**WORK TO COMPLETE:**
Each line that holds the word "deuren" counts once; give the total for the records below and nothing else.
---- DATA TO PROCESS
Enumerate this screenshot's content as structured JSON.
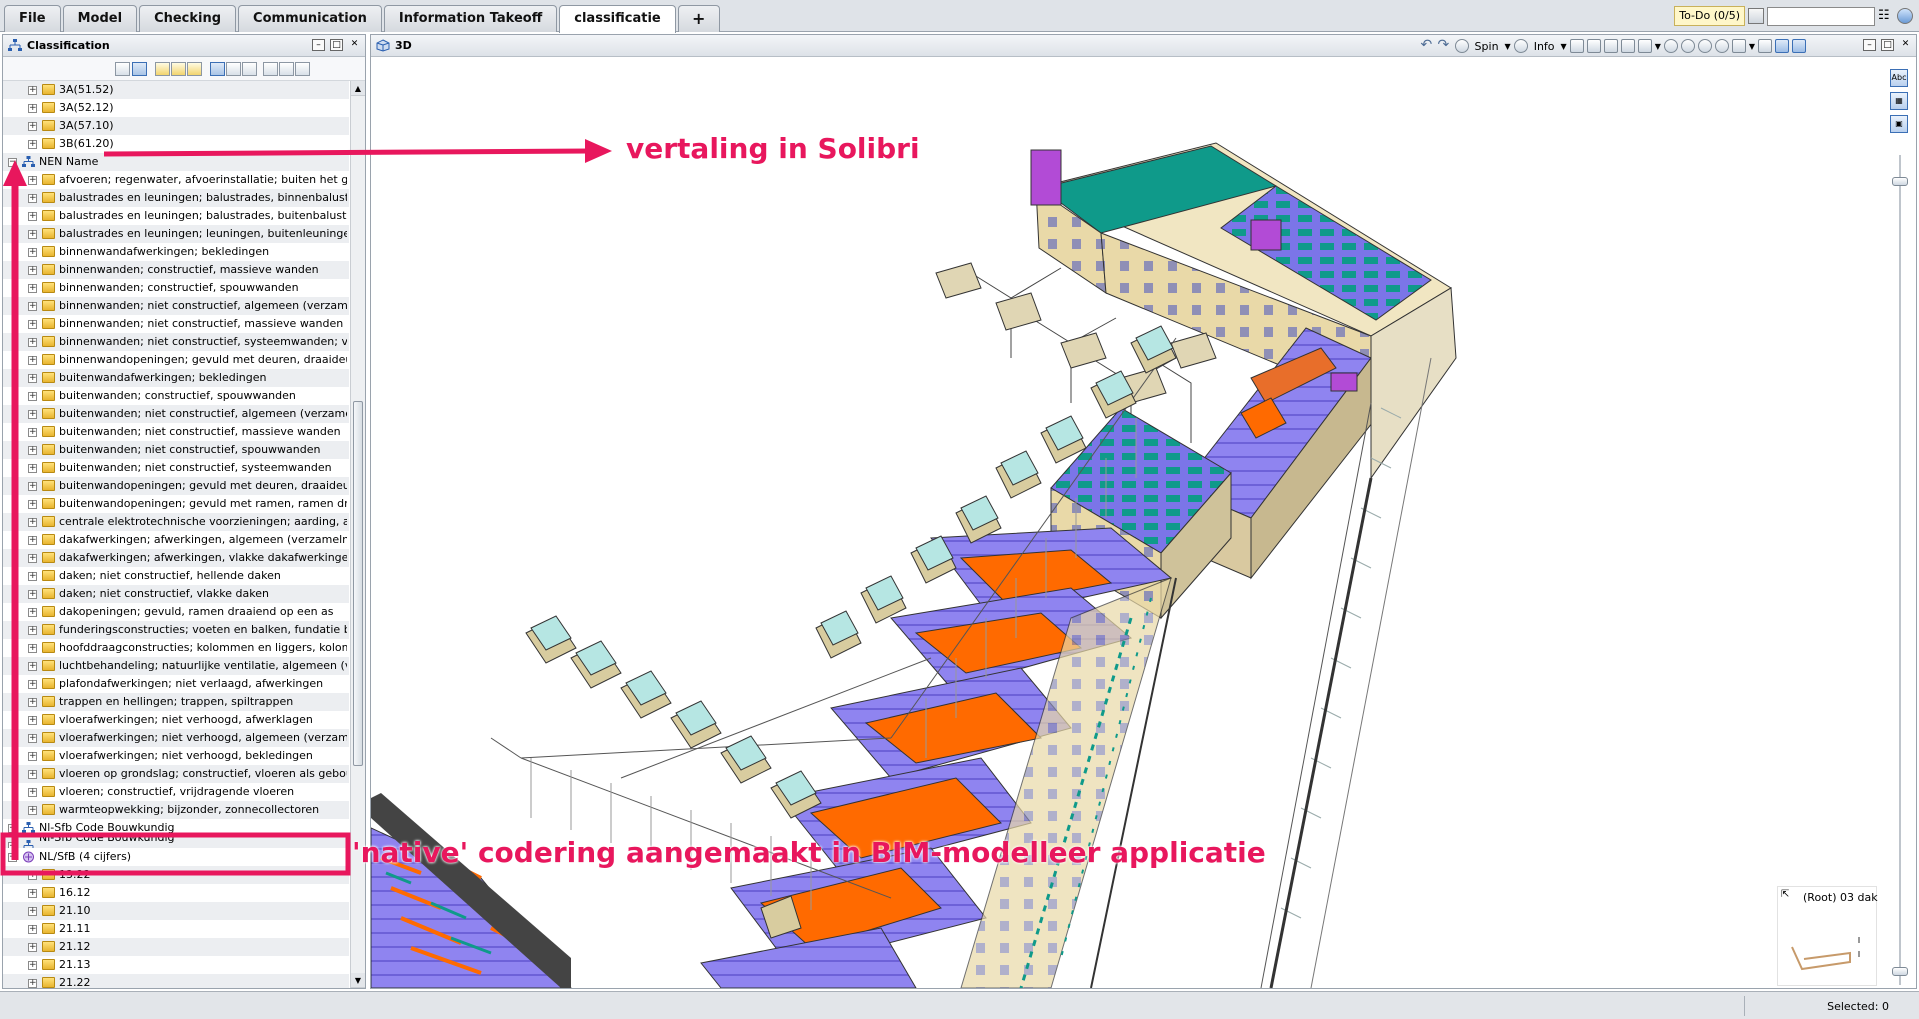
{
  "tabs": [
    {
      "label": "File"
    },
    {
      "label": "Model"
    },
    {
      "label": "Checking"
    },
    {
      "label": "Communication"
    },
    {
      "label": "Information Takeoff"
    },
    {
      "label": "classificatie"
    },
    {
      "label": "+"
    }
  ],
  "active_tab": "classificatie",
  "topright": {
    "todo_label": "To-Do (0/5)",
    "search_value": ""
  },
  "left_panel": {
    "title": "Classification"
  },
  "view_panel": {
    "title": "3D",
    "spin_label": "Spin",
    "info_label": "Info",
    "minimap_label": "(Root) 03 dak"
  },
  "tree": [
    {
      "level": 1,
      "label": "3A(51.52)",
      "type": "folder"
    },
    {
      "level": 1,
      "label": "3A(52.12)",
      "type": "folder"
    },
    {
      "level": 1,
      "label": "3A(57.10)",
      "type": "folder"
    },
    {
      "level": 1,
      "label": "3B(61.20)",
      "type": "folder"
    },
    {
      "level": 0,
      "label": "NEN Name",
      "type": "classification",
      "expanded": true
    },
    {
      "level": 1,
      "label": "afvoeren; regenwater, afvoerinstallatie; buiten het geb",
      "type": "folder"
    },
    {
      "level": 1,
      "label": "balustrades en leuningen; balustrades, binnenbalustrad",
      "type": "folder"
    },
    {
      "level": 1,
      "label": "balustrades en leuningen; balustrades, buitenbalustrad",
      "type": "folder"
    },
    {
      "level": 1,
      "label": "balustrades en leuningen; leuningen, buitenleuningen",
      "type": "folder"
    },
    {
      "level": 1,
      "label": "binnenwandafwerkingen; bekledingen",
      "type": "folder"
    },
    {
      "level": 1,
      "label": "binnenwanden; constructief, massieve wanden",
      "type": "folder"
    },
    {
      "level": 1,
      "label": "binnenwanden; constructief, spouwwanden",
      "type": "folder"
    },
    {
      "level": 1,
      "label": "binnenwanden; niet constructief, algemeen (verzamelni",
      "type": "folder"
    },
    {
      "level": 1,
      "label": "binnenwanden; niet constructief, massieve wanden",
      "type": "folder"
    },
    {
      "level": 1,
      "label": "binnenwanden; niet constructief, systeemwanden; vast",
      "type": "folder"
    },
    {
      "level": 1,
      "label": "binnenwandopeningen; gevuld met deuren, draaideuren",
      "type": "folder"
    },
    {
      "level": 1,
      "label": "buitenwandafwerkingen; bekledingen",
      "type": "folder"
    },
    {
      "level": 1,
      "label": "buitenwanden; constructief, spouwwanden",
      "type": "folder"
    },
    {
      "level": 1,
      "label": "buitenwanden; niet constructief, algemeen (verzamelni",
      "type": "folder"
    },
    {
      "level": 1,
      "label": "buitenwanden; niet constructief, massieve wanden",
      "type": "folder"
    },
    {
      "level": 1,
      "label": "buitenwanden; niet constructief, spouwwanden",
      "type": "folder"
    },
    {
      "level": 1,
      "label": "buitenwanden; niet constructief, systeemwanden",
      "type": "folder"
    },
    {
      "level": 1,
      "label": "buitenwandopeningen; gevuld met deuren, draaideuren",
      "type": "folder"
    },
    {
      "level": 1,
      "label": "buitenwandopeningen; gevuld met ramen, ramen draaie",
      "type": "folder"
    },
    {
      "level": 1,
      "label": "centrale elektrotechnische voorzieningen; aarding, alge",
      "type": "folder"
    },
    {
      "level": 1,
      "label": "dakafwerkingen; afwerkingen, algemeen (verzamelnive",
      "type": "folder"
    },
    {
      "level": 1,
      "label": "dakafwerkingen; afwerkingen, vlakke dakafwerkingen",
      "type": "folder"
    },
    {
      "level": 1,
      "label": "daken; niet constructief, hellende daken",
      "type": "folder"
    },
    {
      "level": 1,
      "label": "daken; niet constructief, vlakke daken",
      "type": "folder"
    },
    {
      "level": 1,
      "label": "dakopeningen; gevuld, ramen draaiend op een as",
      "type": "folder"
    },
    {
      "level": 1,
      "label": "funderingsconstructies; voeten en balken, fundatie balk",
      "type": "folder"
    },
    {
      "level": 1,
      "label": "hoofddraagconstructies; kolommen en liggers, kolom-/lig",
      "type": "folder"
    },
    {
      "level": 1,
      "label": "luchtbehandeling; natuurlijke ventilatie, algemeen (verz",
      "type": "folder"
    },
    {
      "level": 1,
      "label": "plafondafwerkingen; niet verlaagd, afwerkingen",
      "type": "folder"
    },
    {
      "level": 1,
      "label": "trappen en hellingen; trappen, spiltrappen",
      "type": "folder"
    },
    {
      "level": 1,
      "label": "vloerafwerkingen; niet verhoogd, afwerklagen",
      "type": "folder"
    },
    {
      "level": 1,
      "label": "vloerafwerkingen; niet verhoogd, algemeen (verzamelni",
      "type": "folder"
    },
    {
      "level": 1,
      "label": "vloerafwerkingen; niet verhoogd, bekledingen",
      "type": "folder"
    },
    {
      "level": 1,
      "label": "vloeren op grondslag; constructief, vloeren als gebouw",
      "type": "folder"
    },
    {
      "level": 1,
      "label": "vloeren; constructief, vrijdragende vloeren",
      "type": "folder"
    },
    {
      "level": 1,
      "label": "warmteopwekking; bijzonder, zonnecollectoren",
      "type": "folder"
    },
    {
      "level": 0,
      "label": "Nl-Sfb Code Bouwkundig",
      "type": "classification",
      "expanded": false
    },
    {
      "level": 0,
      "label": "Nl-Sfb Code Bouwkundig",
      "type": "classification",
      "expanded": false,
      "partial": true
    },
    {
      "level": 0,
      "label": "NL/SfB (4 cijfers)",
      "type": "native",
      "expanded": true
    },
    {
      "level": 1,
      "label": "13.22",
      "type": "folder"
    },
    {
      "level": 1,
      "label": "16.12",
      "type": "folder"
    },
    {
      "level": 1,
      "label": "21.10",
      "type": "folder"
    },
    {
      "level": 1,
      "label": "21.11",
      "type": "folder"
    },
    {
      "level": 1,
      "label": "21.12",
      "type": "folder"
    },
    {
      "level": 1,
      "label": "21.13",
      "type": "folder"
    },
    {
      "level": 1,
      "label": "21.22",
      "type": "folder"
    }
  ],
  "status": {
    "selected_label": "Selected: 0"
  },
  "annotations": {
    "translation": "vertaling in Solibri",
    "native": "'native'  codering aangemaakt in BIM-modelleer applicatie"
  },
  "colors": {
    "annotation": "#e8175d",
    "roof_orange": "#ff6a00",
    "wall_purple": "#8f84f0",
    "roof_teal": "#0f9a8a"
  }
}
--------
**SOLUTION FOR THIS PROBLEM:**
2